**What to work on:**
As you look over the data below, please find each line where the word "mails" appears, then copy it.

**The data:**
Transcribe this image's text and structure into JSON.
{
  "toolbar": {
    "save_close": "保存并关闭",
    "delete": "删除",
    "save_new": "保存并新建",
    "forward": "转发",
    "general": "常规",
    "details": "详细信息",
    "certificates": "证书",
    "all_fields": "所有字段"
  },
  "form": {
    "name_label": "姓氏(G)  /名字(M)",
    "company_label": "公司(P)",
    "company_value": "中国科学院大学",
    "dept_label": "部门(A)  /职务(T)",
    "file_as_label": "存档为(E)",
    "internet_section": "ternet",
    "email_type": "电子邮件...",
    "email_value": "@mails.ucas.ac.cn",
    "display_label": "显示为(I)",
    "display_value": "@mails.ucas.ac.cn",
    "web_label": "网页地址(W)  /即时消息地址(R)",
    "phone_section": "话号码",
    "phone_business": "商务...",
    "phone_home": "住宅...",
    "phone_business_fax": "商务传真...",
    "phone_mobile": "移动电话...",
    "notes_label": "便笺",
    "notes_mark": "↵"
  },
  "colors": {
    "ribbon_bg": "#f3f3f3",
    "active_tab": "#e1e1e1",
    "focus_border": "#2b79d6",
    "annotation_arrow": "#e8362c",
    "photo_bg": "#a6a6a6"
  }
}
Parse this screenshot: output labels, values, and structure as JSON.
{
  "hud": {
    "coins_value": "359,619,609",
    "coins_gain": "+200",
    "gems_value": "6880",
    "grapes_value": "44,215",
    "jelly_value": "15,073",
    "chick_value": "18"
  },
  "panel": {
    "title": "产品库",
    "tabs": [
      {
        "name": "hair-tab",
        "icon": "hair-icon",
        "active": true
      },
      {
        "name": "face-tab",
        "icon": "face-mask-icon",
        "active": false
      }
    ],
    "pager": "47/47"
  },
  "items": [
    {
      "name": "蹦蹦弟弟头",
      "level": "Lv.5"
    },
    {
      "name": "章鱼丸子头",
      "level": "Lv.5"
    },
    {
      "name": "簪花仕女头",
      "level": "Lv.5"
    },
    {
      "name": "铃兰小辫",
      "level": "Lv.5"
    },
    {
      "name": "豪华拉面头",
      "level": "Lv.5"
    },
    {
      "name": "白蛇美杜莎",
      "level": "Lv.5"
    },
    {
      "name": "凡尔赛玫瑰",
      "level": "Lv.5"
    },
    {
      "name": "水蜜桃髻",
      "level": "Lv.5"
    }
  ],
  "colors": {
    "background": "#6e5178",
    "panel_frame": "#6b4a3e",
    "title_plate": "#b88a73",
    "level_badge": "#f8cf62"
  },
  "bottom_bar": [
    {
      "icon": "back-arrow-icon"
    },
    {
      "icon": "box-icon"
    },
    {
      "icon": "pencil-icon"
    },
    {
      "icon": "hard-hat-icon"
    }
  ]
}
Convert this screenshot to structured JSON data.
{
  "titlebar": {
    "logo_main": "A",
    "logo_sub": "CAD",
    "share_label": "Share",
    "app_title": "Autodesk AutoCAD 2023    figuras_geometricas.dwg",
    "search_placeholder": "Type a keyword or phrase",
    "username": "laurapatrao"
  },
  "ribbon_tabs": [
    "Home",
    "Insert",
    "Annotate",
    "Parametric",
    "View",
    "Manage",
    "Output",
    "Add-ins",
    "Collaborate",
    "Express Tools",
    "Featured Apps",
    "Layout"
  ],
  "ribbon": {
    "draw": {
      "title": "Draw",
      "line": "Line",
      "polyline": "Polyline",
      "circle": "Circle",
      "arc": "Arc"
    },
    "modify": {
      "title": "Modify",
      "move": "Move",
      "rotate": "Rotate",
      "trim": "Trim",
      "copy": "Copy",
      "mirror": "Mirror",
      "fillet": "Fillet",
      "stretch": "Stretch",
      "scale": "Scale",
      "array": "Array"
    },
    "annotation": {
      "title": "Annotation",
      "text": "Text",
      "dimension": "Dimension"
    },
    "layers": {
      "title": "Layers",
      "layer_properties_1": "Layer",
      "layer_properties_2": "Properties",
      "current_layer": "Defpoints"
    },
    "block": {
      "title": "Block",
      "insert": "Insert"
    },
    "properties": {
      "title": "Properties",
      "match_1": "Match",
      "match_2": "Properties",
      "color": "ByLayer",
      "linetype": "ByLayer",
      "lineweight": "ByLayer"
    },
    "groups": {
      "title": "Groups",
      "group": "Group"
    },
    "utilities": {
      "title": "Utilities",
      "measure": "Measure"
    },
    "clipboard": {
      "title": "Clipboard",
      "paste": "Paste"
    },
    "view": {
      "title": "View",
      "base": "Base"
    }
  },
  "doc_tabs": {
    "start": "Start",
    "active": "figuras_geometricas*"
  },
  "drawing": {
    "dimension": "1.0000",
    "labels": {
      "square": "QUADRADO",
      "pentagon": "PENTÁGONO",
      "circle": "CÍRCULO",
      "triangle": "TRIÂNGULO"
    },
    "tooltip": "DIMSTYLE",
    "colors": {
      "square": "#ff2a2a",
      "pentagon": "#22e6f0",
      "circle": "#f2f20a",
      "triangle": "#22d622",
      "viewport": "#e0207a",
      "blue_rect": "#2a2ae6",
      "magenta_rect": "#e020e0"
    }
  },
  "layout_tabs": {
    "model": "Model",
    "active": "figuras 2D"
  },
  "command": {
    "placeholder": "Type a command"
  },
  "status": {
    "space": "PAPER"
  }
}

**Exercise response:**
    "email_value": "@mails.ucas.ac.cn",
    "display_value": "@mails.ucas.ac.cn",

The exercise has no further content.